In 2019, the United Nations reported that “all societies in the world are in the midst of [a] longevity revolution—some are at its early stages and some are more advanced.” Although it is highly improbable that nations will ever succeed in prolonging the average lifespan to any significant extent, there was a time when mankind lived extraordinarily long lives during the time leading up to the flood. Scripture teaches that there was then a progressive shortening of man’s lifespan from Noah to Abraham, and from Abraham to Moses. There are several important reasons why God purposed to allow the first generations of humanity to live as long as they did; and, there is a significant theological rationale for why He shortened the lifespan of humanity.
At the beginning of Genesis, we read of a number of extraordinarily long lives at the beginning of human history. In Genesis we read that Adam lived 930 years, Seth lived 912 years, Enosh lived 905 years, Kenan lived 910 years, Mahalalel lived 895 years, Jared lived 962 years, Methuselah lived 969 years, Lamech lived 777 years, and Noah lived 950 years (Gen. 5:5, 8, 11, 14, 17, 20, 27, 31; 9:29).
In the first place, extended lifespans allowed mankind to populate the earth in partial fulfillment of the promise of redemption (Gen. 3:15). God had promised to redeem a people through the seed of the woman. God chose to use the very people who brought sin and misery into the world to populate the world in light of His promise of redemption. In Genesis 5:4 we read, “The days of Adam after he fathered Seth were 800 years; and he had other sons and daughters.” We don’t know how many children Adam and Eve had in addition to the three sons we read of in the early chapters of Genesis. However, we do know that they had many other children, which would certainly include daughters, who must have married each other and then produced children themselves. The mandate to be “fruitful and multiply” (Gen. 1:28) did not pass away after the fall. God still intended for humanity to populate and fill the earth. Martin Luther explained:
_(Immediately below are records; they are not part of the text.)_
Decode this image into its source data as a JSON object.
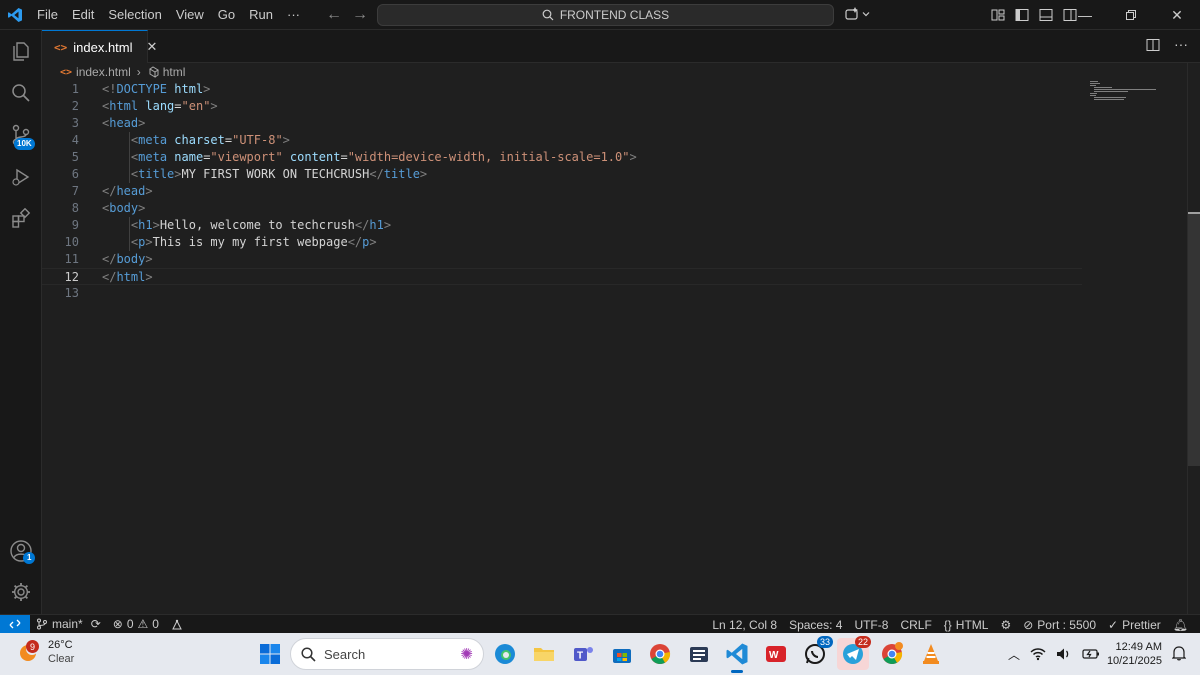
{
  "colors": {
    "accent": "#0078d4",
    "editor_bg": "#1f1f1f",
    "chrome_bg": "#181818",
    "taskbar_bg": "#e6e9ef"
  },
  "menu": [
    "File",
    "Edit",
    "Selection",
    "View",
    "Go",
    "Run",
    "···"
  ],
  "command_center": {
    "text": "FRONTEND CLASS",
    "icon": "search-icon"
  },
  "activity": {
    "source_control_badge": "10K",
    "accounts_badge": "1"
  },
  "tab": {
    "label": "index.html",
    "close": "✕"
  },
  "breadcrumb": {
    "file": "index.html",
    "symbol": "html"
  },
  "editor": {
    "current_line": "12",
    "line_numbers": [
      "1",
      "2",
      "3",
      "4",
      "5",
      "6",
      "7",
      "8",
      "9",
      "10",
      "11",
      "12",
      "13"
    ],
    "lines": [
      [
        [
          "t-tag",
          "<!"
        ],
        [
          "t-name",
          "DOCTYPE"
        ],
        [
          "t-text",
          " "
        ],
        [
          "t-attr",
          "html"
        ],
        [
          "t-tag",
          ">"
        ]
      ],
      [
        [
          "t-tag",
          "<"
        ],
        [
          "t-name",
          "html"
        ],
        [
          "t-text",
          " "
        ],
        [
          "t-attr",
          "lang"
        ],
        [
          "t-text",
          "="
        ],
        [
          "t-str",
          "\"en\""
        ],
        [
          "t-tag",
          ">"
        ]
      ],
      [
        [
          "t-tag",
          "<"
        ],
        [
          "t-name",
          "head"
        ],
        [
          "t-tag",
          ">"
        ]
      ],
      [
        [
          "t-text",
          "    "
        ],
        [
          "t-tag",
          "<"
        ],
        [
          "t-name",
          "meta"
        ],
        [
          "t-text",
          " "
        ],
        [
          "t-attr",
          "charset"
        ],
        [
          "t-text",
          "="
        ],
        [
          "t-str",
          "\"UTF-8\""
        ],
        [
          "t-tag",
          ">"
        ]
      ],
      [
        [
          "t-text",
          "    "
        ],
        [
          "t-tag",
          "<"
        ],
        [
          "t-name",
          "meta"
        ],
        [
          "t-text",
          " "
        ],
        [
          "t-attr",
          "name"
        ],
        [
          "t-text",
          "="
        ],
        [
          "t-str",
          "\"viewport\""
        ],
        [
          "t-text",
          " "
        ],
        [
          "t-attr",
          "content"
        ],
        [
          "t-text",
          "="
        ],
        [
          "t-str",
          "\"width=device-width, initial-scale=1.0\""
        ],
        [
          "t-tag",
          ">"
        ]
      ],
      [
        [
          "t-text",
          "    "
        ],
        [
          "t-tag",
          "<"
        ],
        [
          "t-name",
          "title"
        ],
        [
          "t-tag",
          ">"
        ],
        [
          "t-text",
          "MY FIRST WORK ON TECHCRUSH"
        ],
        [
          "t-tag",
          "</"
        ],
        [
          "t-name",
          "title"
        ],
        [
          "t-tag",
          ">"
        ]
      ],
      [
        [
          "t-tag",
          "</"
        ],
        [
          "t-name",
          "head"
        ],
        [
          "t-tag",
          ">"
        ]
      ],
      [
        [
          "t-tag",
          "<"
        ],
        [
          "t-name",
          "body"
        ],
        [
          "t-tag",
          ">"
        ]
      ],
      [
        [
          "t-text",
          "    "
        ],
        [
          "t-tag",
          "<"
        ],
        [
          "t-name",
          "h1"
        ],
        [
          "t-tag",
          ">"
        ],
        [
          "t-text",
          "Hello, welcome to techcrush"
        ],
        [
          "t-tag",
          "</"
        ],
        [
          "t-name",
          "h1"
        ],
        [
          "t-tag",
          ">"
        ]
      ],
      [
        [
          "t-text",
          "    "
        ],
        [
          "t-tag",
          "<"
        ],
        [
          "t-name",
          "p"
        ],
        [
          "t-tag",
          ">"
        ],
        [
          "t-text",
          "This is my my first webpage"
        ],
        [
          "t-tag",
          "</"
        ],
        [
          "t-name",
          "p"
        ],
        [
          "t-tag",
          ">"
        ]
      ],
      [
        [
          "t-tag",
          "</"
        ],
        [
          "t-name",
          "body"
        ],
        [
          "t-tag",
          ">"
        ]
      ],
      [
        [
          "t-tag",
          "</"
        ],
        [
          "t-name",
          "html"
        ],
        [
          "t-tag",
          ">"
        ]
      ],
      []
    ]
  },
  "status": {
    "branch": "main*",
    "errors": "0",
    "warnings": "0",
    "position": "Ln 12, Col 8",
    "spaces": "Spaces: 4",
    "encoding": "UTF-8",
    "eol": "CRLF",
    "language": "HTML",
    "port": "Port : 5500",
    "prettier": "Prettier"
  },
  "taskbar": {
    "weather_badge": "9",
    "temperature": "26°C",
    "condition": "Clear",
    "search_placeholder": "Search",
    "teams_badge": "33",
    "telegram_badge": "22",
    "time": "12:49 AM",
    "date": "10/21/2025"
  }
}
If you carefully compute the years of Adam, our first parent, you will observe that he lived more than fifty years together with Lamech, Noah’s father. Therefore, Adam saw all his descendants down to the ninth generation, and he had an almost countless multitude of sons and daughters whom Moses does not enumerate, since he was content to enumerate the main line of descent and its closest branches down to Noah.
In light of the fall, it was a great kindness from God to Adam to allow him to see so many of his descendants—even to the seventh generation. This is heightened by the fact that Adam’s first son murdered his second son. How kind our God was to show Adam something of His covenant faithfulness by allowing him to participate in and witness the populating of the earth. What a reminder to mankind that God had promised to send a Redeemer into the world—the “offspring” of the woman.
In addition to the mandate to be “fruitful and multiply” (Gen. 1:28), the mandate to cultivate the earth and develop civilizations was still in force. Perhaps another reason why God granted extended lifespans in the primitive era of human history was to give people the time to contribute to the initial development of society. How much quicker would cultures emerge and exploratory advancement occur if man lived longer in the primitive era? Although Scripture focuses on Cain and his descendants as those who made social advances for themselves and their evil intentions (Gen. 4:17–24), it is reasonable to conclude that the godly lineage of Seth also made contributions to society for the glory of God. By prolonging their lives, the Lord allowed image bearers to do significant exploration, invent, and make progress for the good of human society by means of longer lifespans.